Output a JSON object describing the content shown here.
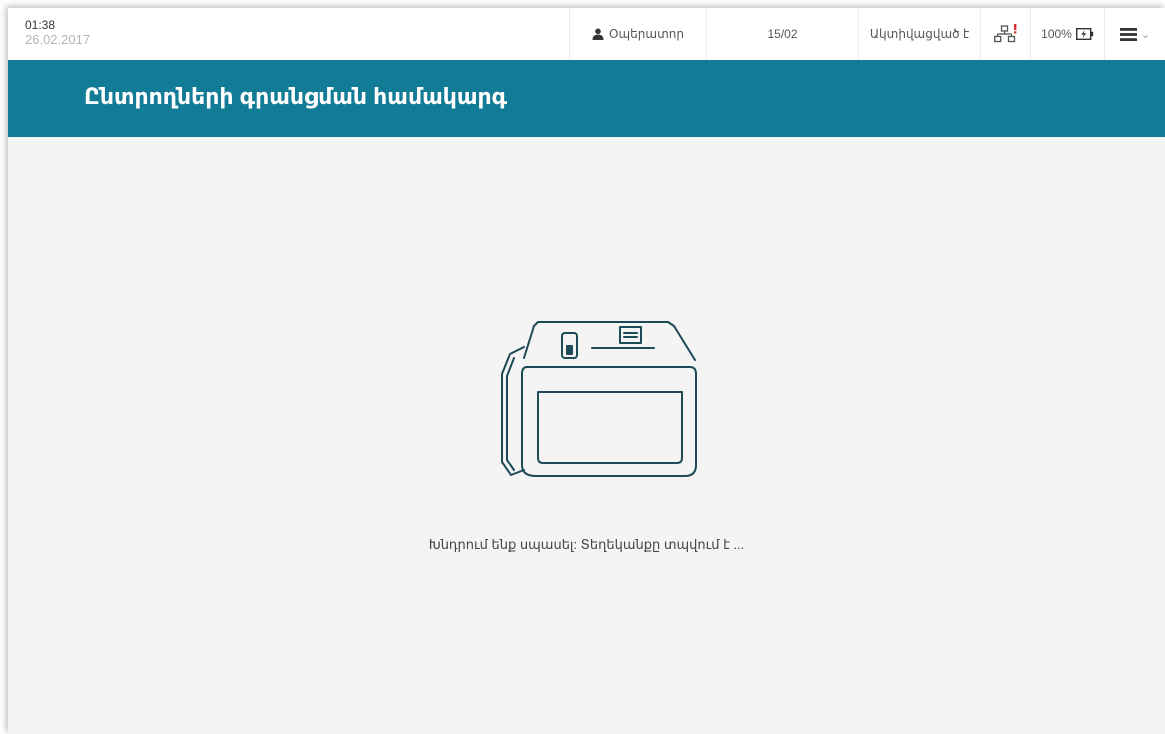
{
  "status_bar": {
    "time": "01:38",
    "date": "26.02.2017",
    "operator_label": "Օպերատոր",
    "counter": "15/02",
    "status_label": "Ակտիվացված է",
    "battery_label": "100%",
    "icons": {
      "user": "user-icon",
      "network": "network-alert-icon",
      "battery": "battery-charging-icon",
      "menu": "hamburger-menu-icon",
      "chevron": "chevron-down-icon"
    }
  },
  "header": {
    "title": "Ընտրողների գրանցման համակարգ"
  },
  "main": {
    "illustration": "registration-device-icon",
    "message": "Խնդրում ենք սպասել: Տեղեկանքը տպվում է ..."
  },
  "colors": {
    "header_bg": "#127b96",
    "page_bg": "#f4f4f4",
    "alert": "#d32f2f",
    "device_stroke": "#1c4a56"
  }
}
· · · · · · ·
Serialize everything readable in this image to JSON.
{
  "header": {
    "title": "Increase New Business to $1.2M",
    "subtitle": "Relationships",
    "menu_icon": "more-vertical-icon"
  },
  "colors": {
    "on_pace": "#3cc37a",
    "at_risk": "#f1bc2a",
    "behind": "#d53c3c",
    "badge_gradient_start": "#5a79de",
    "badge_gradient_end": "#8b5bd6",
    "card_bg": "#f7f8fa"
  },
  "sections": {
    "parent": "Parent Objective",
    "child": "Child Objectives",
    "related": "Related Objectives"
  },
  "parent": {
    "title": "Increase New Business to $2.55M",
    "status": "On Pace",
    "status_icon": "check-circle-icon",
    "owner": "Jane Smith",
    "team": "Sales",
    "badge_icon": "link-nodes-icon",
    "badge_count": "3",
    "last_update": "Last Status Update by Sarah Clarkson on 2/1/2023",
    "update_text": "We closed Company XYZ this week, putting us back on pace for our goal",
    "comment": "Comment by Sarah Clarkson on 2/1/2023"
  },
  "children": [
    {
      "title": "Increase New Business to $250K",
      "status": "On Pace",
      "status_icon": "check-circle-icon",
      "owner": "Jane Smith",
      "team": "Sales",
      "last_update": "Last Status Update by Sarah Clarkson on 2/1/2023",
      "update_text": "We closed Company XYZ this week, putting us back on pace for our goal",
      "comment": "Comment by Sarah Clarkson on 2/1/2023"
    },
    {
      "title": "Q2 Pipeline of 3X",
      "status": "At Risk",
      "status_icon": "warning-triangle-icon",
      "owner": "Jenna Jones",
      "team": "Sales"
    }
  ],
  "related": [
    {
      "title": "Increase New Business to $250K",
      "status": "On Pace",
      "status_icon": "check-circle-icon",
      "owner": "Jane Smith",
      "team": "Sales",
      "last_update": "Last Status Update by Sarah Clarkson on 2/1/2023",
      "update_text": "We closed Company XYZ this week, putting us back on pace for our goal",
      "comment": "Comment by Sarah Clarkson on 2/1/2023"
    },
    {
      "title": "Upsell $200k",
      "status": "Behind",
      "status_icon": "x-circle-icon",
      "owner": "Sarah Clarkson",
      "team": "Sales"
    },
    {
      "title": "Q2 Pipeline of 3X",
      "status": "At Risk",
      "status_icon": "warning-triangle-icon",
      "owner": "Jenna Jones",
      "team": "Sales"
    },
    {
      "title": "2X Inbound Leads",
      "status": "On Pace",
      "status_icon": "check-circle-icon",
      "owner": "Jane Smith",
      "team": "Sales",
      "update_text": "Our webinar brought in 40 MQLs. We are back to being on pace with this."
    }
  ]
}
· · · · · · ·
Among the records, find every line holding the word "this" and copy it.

Serialize everything readable in this image to JSON.
    "update_text": "We closed Company XYZ this week, putting us back on pace for our goal",
      "update_text": "We closed Company XYZ this week, putting us back on pace for our goal",
      "update_text": "We closed Company XYZ this week, putting us back on pace for our goal",
      "update_text": "Our webinar brought in 40 MQLs. We are back to being on pace with this."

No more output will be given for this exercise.